Generic name: Mitomycin
Other names: Ametycine,
Therapeutic Class: Antibiotics, Antineoplastic, Alkylating
Agents, Cross-Linking Reagents, Nucleic Acid Synthesis Inhibitors
Manufacturer / Distributor: Sanofi-aventis
Mitomycin is available by
Indications: Mitomycin is used in the treatment of many malignancies,
cell carcinoma (
cancer) of the head and neck,
lungs, and cervix
(cancer) of the stomach, pancreas, colon, rectum, breast and their metastases
physician can use Mitomycin
to treat other types of cancer if they believe it may be helpful.
form: Mitomycin is given by injection into a
In general, Mitomycin
is taken by intravenous injection. Placement of a catheter or implantable port is often necessary. You can
take Mitomycin either in hospital or at home by a nurse well trained to administer chemotherapy medications.
However, it is important that Mitomycin be administered carefully under supervision of a physician who has
experience in chemotherapy drugs. Mitomycin must be administered very carefully.
dosage varies from one patient to another; to determine an effective Mitomycin dosage, your doctor will consider
your body surface area (calculated from your height and weight), type of cancer being treated and its location
as well as its severity (metastatic or not). If Mitomycin is taken
in combination with other drugs or therapies (mainly
therapy), the doses can be decreased.
Mitomycin is usually injected into a
vein, but it can also be administered intravesically (into the bladder) for treatment of bladder tumor. If you
receive the medicine intravesically, it is recommended not to drink liquids 12 hours before the intervention.
The solution usually remains in the bladder for two hours.
Overdose: as with any drug, Mitomycin overdose
can be dangerous. An overdose of Mitomycin can damage the bone marrow, and cause serious kidney damage. In fact,
even at normal dose, Mitomycin can cause serious urinary side effects. To reduce risk of kidney damage and side
effects, drink plenty of fluids during the therapy, and keep all appointments with your doctor.
is administered in hospital, it is basically difficult for you to miss any dose if you present for the treatment.
Therefore, it is very important to keep all appointments with your

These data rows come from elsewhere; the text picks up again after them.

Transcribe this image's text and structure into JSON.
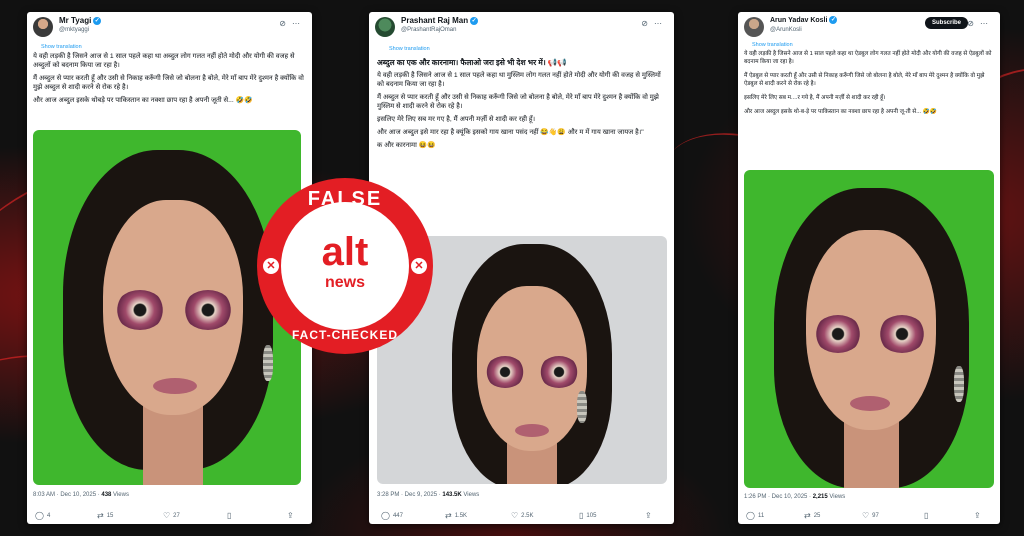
{
  "tweets": [
    {
      "name": "Mr Tyagi",
      "handle": "@mktyaggi",
      "show_translation": "Show translation",
      "paragraphs": [
        "ये वही लड़की है जिसने आज से 1 साल पहले कहा था अब्दुल लोग गलत नहीं होते मोदी और योगी की वजह से अब्दुलों को बदनाम किया जा रहा है।",
        "मैं अब्दुल से प्यार करती हूँ और उसी से निकाह करूँगी जिसे जो बोलना है बोले, मेरे माँ बाप मेरे दुश्मन है क्योंकि वो मुझे अब्दुल से शादी करने से रोक रहे है।",
        "और आज अब्दुल इसके थोबड़े पर पाकिस्तान का नक्शा छाप रहा है अपनी जूती से... 🤣🤣"
      ],
      "time": "8:03 AM · Dec 10, 2025 · ",
      "views": "438",
      "views_label": " Views",
      "replies": "4",
      "reposts": "15",
      "likes": "27",
      "bookmarks": "",
      "share": ""
    },
    {
      "name": "Prashant Raj Man",
      "handle": "@PrashantRajOman",
      "show_translation": "Show translation",
      "headline": "अब्दुल का एक और कारनामा। फैलाओ जरा इसे भी देश भर में। 📢📢",
      "paragraphs": [
        "ये वही लड़की है जिसने आज से 1 साल पहले कहा था मुस्लिम लोग गलत नहीं होते मोदी और योगी की वजह से मुस्लिमों को बदनाम किया जा रहा है।",
        "मैं अब्दुल से प्यार करती हूँ और उसी से निकाह करूँगी जिसे जो बोलना है बोले, मेरे माँ बाप मेरे दुश्मन है क्योंकि वो मुझे मुस्लिम से शादी करने से रोक रहे है।",
        "इसलिए मेरे लिए सब मर गए है, मैं अपनी मर्ज़ी से शादी कर रही हूँ।",
        "और आज अब्दुल इसे मार रहा है क्यूंकि इसको गाय खाना पसंद नहीं 😂👋😩 और म में गाय खाना जायज है।\"",
        "क और कारनामा 😆😆"
      ],
      "time": "3:28 PM · Dec 9, 2025 · ",
      "views": "143.5K",
      "views_label": " Views",
      "replies": "447",
      "reposts": "1.5K",
      "likes": "2.5K",
      "bookmarks": "105",
      "share": ""
    },
    {
      "name": "Arun Yadav Kosli",
      "handle": "@ArunKosli",
      "subscribe": "Subscribe",
      "show_translation": "Show translation",
      "paragraphs": [
        "ये वही लड़की है जिसने आज से 1 साल पहले कहा था ऐडबुल लोग गलत नहीं होते मोदी और योगी की वजह से ऐडबुलों को बदनाम किया जा रहा है।",
        "मैं ऐडबुल से प्यार करती हूँ और उसी से निकाह करूँगी जिसे जो बोलना है बोले, मेरे माँ बाप मेरे दुश्मन है क्योंकि वो मुझे ऐडबुल से शादी करने से रोक रहे है।",
        "इसलिए मेरे लिए सब म....र गये है, मैं अपनी मर्ज़ी से शादी कर रही हूँ।",
        "और आज अब्दुल इसके थो-ब-ड़े पर पाकिस्तान का नक्शा छाप रहा है अपनी जू-ती से... 🤣🤣"
      ],
      "time": "1:26 PM · Dec 10, 2025 · ",
      "views": "2,215",
      "views_label": " Views",
      "replies": "11",
      "reposts": "25",
      "likes": "97",
      "bookmarks": "",
      "share": ""
    }
  ],
  "stamp": {
    "top": "FALSE",
    "logo": "alt",
    "logo_sub": "news",
    "bottom": "FACT-CHECKED",
    "colors": {
      "red": "#e31e24",
      "white": "#ffffff"
    }
  },
  "icons": {
    "reply": "speech-bubble-icon",
    "repost": "repost-icon",
    "like": "heart-icon",
    "bookmark": "bookmark-icon",
    "share": "share-icon",
    "grok": "grok-icon",
    "more": "more-icon"
  },
  "colors": {
    "twitter_blue": "#1d9bf0",
    "background_red": "#c81414",
    "green_screen": "#3fb72d"
  }
}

. If for some reasons you cannot go to the hospital for the treatment, contact your oncologist before the date
scheduled for the injection.
contraindicated in the following conditions:

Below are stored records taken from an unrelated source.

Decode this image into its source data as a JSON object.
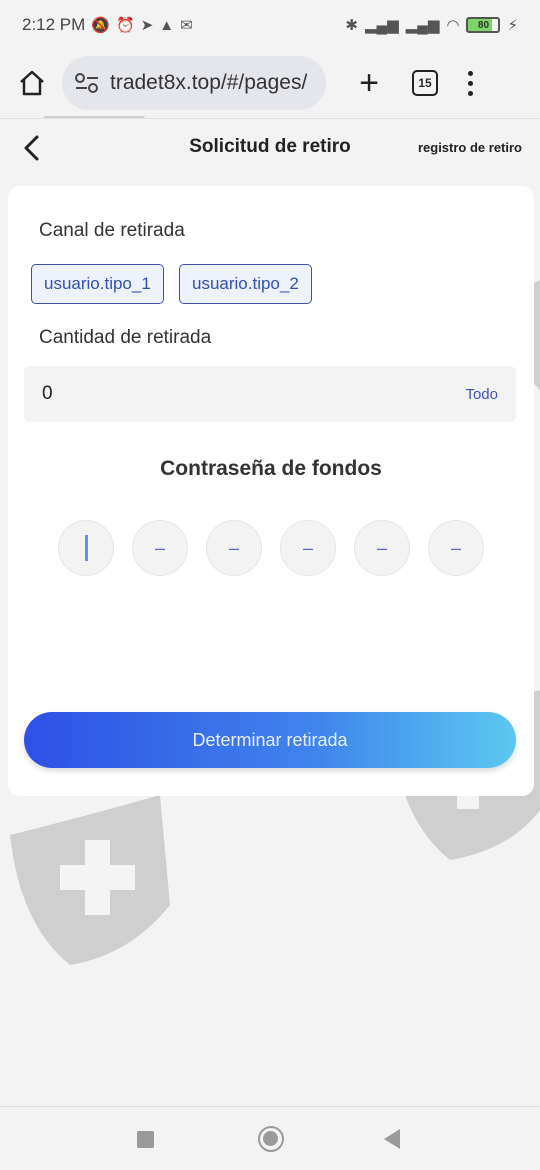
{
  "status_bar": {
    "time": "2:12 PM",
    "battery": "80",
    "icons": [
      "mute-icon",
      "alarm-icon",
      "telegram-icon",
      "app-icon",
      "notification-icon",
      "bluetooth-icon",
      "signal-icon",
      "signal-icon",
      "wifi-icon",
      "battery-icon",
      "charging-icon"
    ]
  },
  "browser": {
    "url": "tradet8x.top/#/pages/",
    "tab_count": "15"
  },
  "header": {
    "title": "Solicitud de retiro",
    "record_link": "registro de retiro"
  },
  "form": {
    "channel_label": "Canal de retirada",
    "channels": [
      {
        "label": "usuario.tipo_1"
      },
      {
        "label": "usuario.tipo_2"
      }
    ],
    "amount_label": "Cantidad de retirada",
    "amount_value": "0",
    "all_label": "Todo",
    "password_title": "Contraseña de fondos",
    "pin_placeholders": [
      "",
      "–",
      "–",
      "–",
      "–",
      "–"
    ],
    "submit_label": "Determinar retirada"
  },
  "colors": {
    "accent": "#3050b8",
    "button_start": "#2f4fe6",
    "button_end": "#5cc8ef",
    "background": "#f3f3f3"
  }
}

- allergy to Mitomycin
or any of its components
Mitomycin is not recommended in combination with vaccine against yellow fever, and
- Pregnancy – Mitomycin
is contraindicated during pregnancy because it is mutagenic effect; it can cause malformations in the
fetus. Therefore, before beginning the therapy, talk to your doctor about a reliable birth control method
to prevent pregnancy if you are sexually active.
chemotherapy drugs affect your entire body. Some molecules of Mitomycin can be toxic to the infant;
therefore it is not recommended to breast-feed during treatment with
Before taking any
prescription and/or nonprescription medication, talk to your doctor; taking nutritional supplements or vitamins
without approval of your physician is not recommended.
The following drugs can alter the curative effects of Mitomycin, or increase the risk of developing side
other chemotherapy drugs, particularly anthracyclines.
Mechanism of action
(MOA): Mitomycin is an antibiotic; it slows
or stops the growth of cancer cells by altering the structure of their DNA, which prevents them from
Side effects –
Mitomycin attack not only
cells but healthy cells that multiply quickly, which often leads to adverse effects; the most common Mitomycin
side effects include:
- loss of
blistering or stomatitis - inflammation of the mucous lining of any of the
structures in the mouth
may also cause elevated liver enzymes in the blood, absence of periods (amenorrhea) and azoospermia (no
sperm in semen in the
doctor immediately if you experience any of the following medical conditions:
bruising or bleeding
or difficulty urination
of the ankles or feet
redness, or swelling at the injection site
breathing or shortness of breath
Signs of infection: fever, chills, sore throat, itching or rash.